“When I took his class, my work completely changed to what it is now,” says Ritch. “It wasn’t about the technical. It was about the emotion. When he critiques images, he asks whether or not the subject has what he calls ‘dead eye,’ an eye without a thought. That’s what separates good images from bad: not having ‘dead eye.’ He also asks, ‘What was your interaction with that person, that subject?’”
Ritch thrives on those interactions, and meeting new people. She prefers shooting with film, versus digitally, and choosing models herself, unearthing talent through modeling agencies and also scouring social media. “I’m picky,” she jokes. She loves vibrant color, shots of the sky and smaller, more intimate, shoots.
“Being on set is about breaking a wall and having a more authentic connection with people,” says Ritch, as the afternoon light turns a soft gold in her studio. “When I’m looking for the right photo, I look for the in-between moments, when you’re catching someone off-guard.”
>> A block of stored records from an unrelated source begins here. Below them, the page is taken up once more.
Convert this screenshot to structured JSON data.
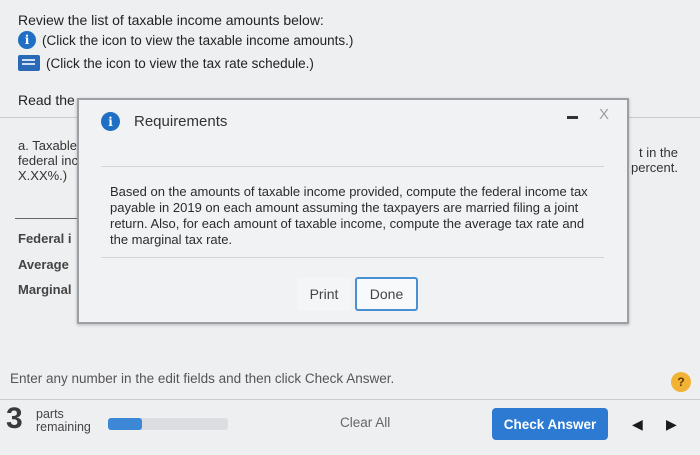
{
  "intro": "Review the list of taxable income amounts below:",
  "links": {
    "income": "(Click the icon to view the taxable income amounts.)",
    "rates": "(Click the icon to view the tax rate schedule.)"
  },
  "background": {
    "read_the": "Read the",
    "partial_a1": "a. Taxable",
    "partial_a2": "federal inc",
    "partial_a3": "X.XX%.)",
    "partial_right1": "t in the",
    "partial_right2": "percent.",
    "row_federal": "Federal i",
    "row_average": "Average",
    "row_marginal": "Marginal"
  },
  "modal": {
    "info_glyph": "i",
    "title": "Requirements",
    "close": "X",
    "body": "Based on the amounts of taxable income provided, compute the federal income tax payable in 2019 on each amount assuming the taxpayers are married filing a joint return. Also, for each amount of taxable income, compute the average tax rate and the marginal tax rate.",
    "print_label": "Print",
    "done_label": "Done"
  },
  "footer": {
    "instruction": "Enter any number in the edit fields and then click Check Answer.",
    "help": "?",
    "parts_count": "3",
    "parts_label_1": "parts",
    "parts_label_2": "remaining",
    "progress_fraction": 0.28,
    "clear_all": "Clear All",
    "check_answer": "Check Answer",
    "prev": "◀",
    "next": "▶"
  },
  "colors": {
    "accent": "#2c7ad2",
    "info_icon": "#1f6fc5",
    "help_icon": "#f2b233"
  }
}
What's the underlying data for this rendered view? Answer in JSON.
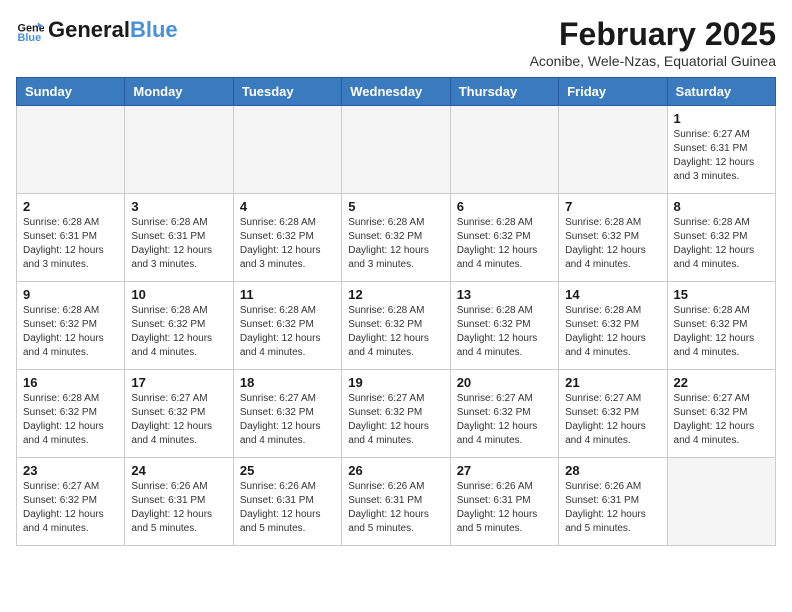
{
  "logo": {
    "line1": "General",
    "line2": "Blue"
  },
  "title": "February 2025",
  "subtitle": "Aconibe, Wele-Nzas, Equatorial Guinea",
  "days_of_week": [
    "Sunday",
    "Monday",
    "Tuesday",
    "Wednesday",
    "Thursday",
    "Friday",
    "Saturday"
  ],
  "weeks": [
    [
      {
        "day": null,
        "info": null
      },
      {
        "day": null,
        "info": null
      },
      {
        "day": null,
        "info": null
      },
      {
        "day": null,
        "info": null
      },
      {
        "day": null,
        "info": null
      },
      {
        "day": null,
        "info": null
      },
      {
        "day": "1",
        "info": "Sunrise: 6:27 AM\nSunset: 6:31 PM\nDaylight: 12 hours\nand 3 minutes."
      }
    ],
    [
      {
        "day": "2",
        "info": "Sunrise: 6:28 AM\nSunset: 6:31 PM\nDaylight: 12 hours\nand 3 minutes."
      },
      {
        "day": "3",
        "info": "Sunrise: 6:28 AM\nSunset: 6:31 PM\nDaylight: 12 hours\nand 3 minutes."
      },
      {
        "day": "4",
        "info": "Sunrise: 6:28 AM\nSunset: 6:32 PM\nDaylight: 12 hours\nand 3 minutes."
      },
      {
        "day": "5",
        "info": "Sunrise: 6:28 AM\nSunset: 6:32 PM\nDaylight: 12 hours\nand 3 minutes."
      },
      {
        "day": "6",
        "info": "Sunrise: 6:28 AM\nSunset: 6:32 PM\nDaylight: 12 hours\nand 4 minutes."
      },
      {
        "day": "7",
        "info": "Sunrise: 6:28 AM\nSunset: 6:32 PM\nDaylight: 12 hours\nand 4 minutes."
      },
      {
        "day": "8",
        "info": "Sunrise: 6:28 AM\nSunset: 6:32 PM\nDaylight: 12 hours\nand 4 minutes."
      }
    ],
    [
      {
        "day": "9",
        "info": "Sunrise: 6:28 AM\nSunset: 6:32 PM\nDaylight: 12 hours\nand 4 minutes."
      },
      {
        "day": "10",
        "info": "Sunrise: 6:28 AM\nSunset: 6:32 PM\nDaylight: 12 hours\nand 4 minutes."
      },
      {
        "day": "11",
        "info": "Sunrise: 6:28 AM\nSunset: 6:32 PM\nDaylight: 12 hours\nand 4 minutes."
      },
      {
        "day": "12",
        "info": "Sunrise: 6:28 AM\nSunset: 6:32 PM\nDaylight: 12 hours\nand 4 minutes."
      },
      {
        "day": "13",
        "info": "Sunrise: 6:28 AM\nSunset: 6:32 PM\nDaylight: 12 hours\nand 4 minutes."
      },
      {
        "day": "14",
        "info": "Sunrise: 6:28 AM\nSunset: 6:32 PM\nDaylight: 12 hours\nand 4 minutes."
      },
      {
        "day": "15",
        "info": "Sunrise: 6:28 AM\nSunset: 6:32 PM\nDaylight: 12 hours\nand 4 minutes."
      }
    ],
    [
      {
        "day": "16",
        "info": "Sunrise: 6:28 AM\nSunset: 6:32 PM\nDaylight: 12 hours\nand 4 minutes."
      },
      {
        "day": "17",
        "info": "Sunrise: 6:27 AM\nSunset: 6:32 PM\nDaylight: 12 hours\nand 4 minutes."
      },
      {
        "day": "18",
        "info": "Sunrise: 6:27 AM\nSunset: 6:32 PM\nDaylight: 12 hours\nand 4 minutes."
      },
      {
        "day": "19",
        "info": "Sunrise: 6:27 AM\nSunset: 6:32 PM\nDaylight: 12 hours\nand 4 minutes."
      },
      {
        "day": "20",
        "info": "Sunrise: 6:27 AM\nSunset: 6:32 PM\nDaylight: 12 hours\nand 4 minutes."
      },
      {
        "day": "21",
        "info": "Sunrise: 6:27 AM\nSunset: 6:32 PM\nDaylight: 12 hours\nand 4 minutes."
      },
      {
        "day": "22",
        "info": "Sunrise: 6:27 AM\nSunset: 6:32 PM\nDaylight: 12 hours\nand 4 minutes."
      }
    ],
    [
      {
        "day": "23",
        "info": "Sunrise: 6:27 AM\nSunset: 6:32 PM\nDaylight: 12 hours\nand 4 minutes."
      },
      {
        "day": "24",
        "info": "Sunrise: 6:26 AM\nSunset: 6:31 PM\nDaylight: 12 hours\nand 5 minutes."
      },
      {
        "day": "25",
        "info": "Sunrise: 6:26 AM\nSunset: 6:31 PM\nDaylight: 12 hours\nand 5 minutes."
      },
      {
        "day": "26",
        "info": "Sunrise: 6:26 AM\nSunset: 6:31 PM\nDaylight: 12 hours\nand 5 minutes."
      },
      {
        "day": "27",
        "info": "Sunrise: 6:26 AM\nSunset: 6:31 PM\nDaylight: 12 hours\nand 5 minutes."
      },
      {
        "day": "28",
        "info": "Sunrise: 6:26 AM\nSunset: 6:31 PM\nDaylight: 12 hours\nand 5 minutes."
      },
      {
        "day": null,
        "info": null
      }
    ]
  ]
}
While at ArtCenter, for instance, Ritch photographed L.A. model and musician Staz Lindes in Joshua Tree, and caught her standing serenely in front of an Airstream trailer, eyes closed, arms crossed, wearing red striped socks. The photo ran in Oyster Magazine.
“Personality is important. I like shooting people who have more to them than just being pretty,” says Ritch. “I like looking for people who have something interesting physically about them. Gap teeth are cool. Thick eyebrows.”
Another favorite of hers was a 2017 shoot Ritch did for The Last Magazine with child-turned-adult actor Cole Sprouse at the Ballona Wetlands, a vegetation-covered marsh just 15 minutes from her place. Ritch captured bushy-haired Sprouse sitting calmly with his head in his hand, and also gracefully throwing a stool into the air.
“It’s great to shoot guys who are younger. They can be less macho, more vulnerable,” she says. “My subjects are typically my age or younger. I think they’re comfortable with me because I’m their age.”
As for being labeled a “cool kid” because of her hipster subjects (The Hollywood Reporter wrote a story on her titled “Meet the Photographer Taking Pictures of All of L.A.'s Cool Kids”), Ritch smiles, and modestly deflects.
“I don’t feel like I’m a cool kid. I just look for those types of people, and I’m categorized as that because of my photography,” she says.